Which lines of the entries below hold the word "Personaje"? Report each of them.

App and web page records

====================

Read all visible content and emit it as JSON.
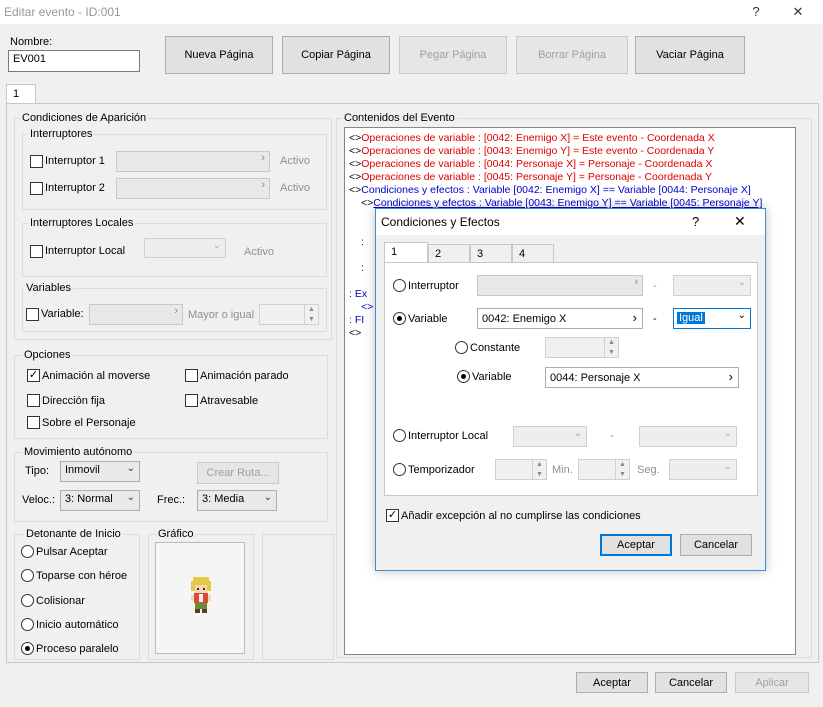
{
  "window": {
    "title": "Editar evento - ID:001",
    "help": "?",
    "close": "✕"
  },
  "header": {
    "name_label": "Nombre:",
    "name_value": "EV001",
    "buttons": {
      "new_page": "Nueva Página",
      "copy_page": "Copiar Página",
      "paste_page": "Pegar Página",
      "delete_page": "Borrar Página",
      "clear_page": "Vaciar Página"
    }
  },
  "page_tab": "1",
  "conditions": {
    "title": "Condiciones de Aparición",
    "switches_title": "Interruptores",
    "switch1": "Interruptor 1",
    "switch2": "Interruptor 2",
    "active1": "Activo",
    "active2": "Activo",
    "local_title": "Interruptores Locales",
    "local_switch": "Interruptor Local",
    "local_active": "Activo",
    "variables_title": "Variables",
    "variable": "Variable:",
    "greater_equal": "Mayor o igual"
  },
  "options": {
    "title": "Opciones",
    "walk_anim": "Animación al moverse",
    "step_anim": "Animación parado",
    "dir_fix": "Dirección fija",
    "through": "Atravesable",
    "above_char": "Sobre el Personaje",
    "walk_anim_checked": true
  },
  "autonomous": {
    "title": "Movimiento autónomo",
    "type_label": "Tipo:",
    "type_value": "Inmovil",
    "create_route": "Crear Ruta...",
    "speed_label": "Veloc.:",
    "speed_value": "3: Normal",
    "freq_label": "Frec.:",
    "freq_value": "3: Media"
  },
  "trigger": {
    "title": "Detonante de Inicio",
    "options": [
      "Pulsar Aceptar",
      "Toparse con héroe",
      "Colisionar",
      "Inicio automático",
      "Proceso paralelo"
    ],
    "selected": "Proceso paralelo"
  },
  "graphic": {
    "title": "Gráfico"
  },
  "contents": {
    "title": "Contenidos del Evento",
    "lines": [
      {
        "prefix": "<>",
        "text": "Operaciones de variable : [0042: Enemigo X] = Este evento - Coordenada X",
        "color": "#e00000",
        "indent": 0
      },
      {
        "prefix": "<>",
        "text": "Operaciones de variable : [0043: Enemigo Y] = Este evento - Coordenada Y",
        "color": "#e00000",
        "indent": 0
      },
      {
        "prefix": "<>",
        "text": "Operaciones de variable : [0044: Personaje X] = Personaje - Coordenada X",
        "color": "#e00000",
        "indent": 0
      },
      {
        "prefix": "<>",
        "text": "Operaciones de variable : [0045: Personaje Y] = Personaje - Coordenada Y",
        "color": "#e00000",
        "indent": 0
      },
      {
        "prefix": "<>",
        "text": "Condiciones y efectos : Variable [0042: Enemigo X] == Variable [0044: Personaje X]",
        "color": "#0000d0",
        "indent": 0
      },
      {
        "prefix": "<>",
        "text": "Condiciones y efectos : Variable [0043: Enemigo Y] == Variable [0045: Personaje Y]",
        "color": "#0000d0",
        "indent": 1
      }
    ],
    "partial": [
      {
        "text": ":",
        "color": "#0000d0"
      },
      {
        "text": ":",
        "color": "#0000d0"
      },
      {
        "text": ": Ex",
        "color": "#0000d0"
      },
      {
        "text": "<>",
        "color": "#0000d0"
      },
      {
        "text": ": FI",
        "color": "#0000d0"
      },
      {
        "text": "<>",
        "color": "#000000"
      }
    ]
  },
  "footer": {
    "ok": "Aceptar",
    "cancel": "Cancelar",
    "apply": "Aplicar"
  },
  "dialog": {
    "title": "Condiciones y Efectos",
    "help": "?",
    "close": "✕",
    "tabs": [
      "1",
      "2",
      "3",
      "4"
    ],
    "switch_label": "Interruptor",
    "dash1": "-",
    "variable_label": "Variable",
    "variable_value": "0042: Enemigo X",
    "dash2": "-",
    "operator": "Igual",
    "constant_label": "Constante",
    "variable2_label": "Variable",
    "variable2_value": "0044: Personaje X",
    "local_label": "Interruptor Local",
    "dash3": "-",
    "timer_label": "Temporizador",
    "min_label": "Min.",
    "sec_label": "Seg.",
    "else_label": "Añadir excepción al no cumplirse las condiciones",
    "else_checked": true,
    "ok": "Aceptar",
    "cancel": "Cancelar"
  },
  "colors": {
    "accent": "#0078d7",
    "red_text": "#e00000",
    "blue_text": "#0000d0"
  }
}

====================

» The completed task:
    "above_char": "Sobre el Personaje",
        "text": "Operaciones de variable : [0044: Personaje X] = Personaje - Coordenada X",
        "text": "Operaciones de variable : [0045: Personaje Y] = Personaje - Coordenada Y",
        "text": "Condiciones y efectos : Variable [0042: Enemigo X] == Variable [0044: Personaje X]",
        "text": "Condiciones y efectos : Variable [0043: Enemigo Y] == Variable [0045: Personaje Y]",
    "variable2_value": "0044: Personaje X",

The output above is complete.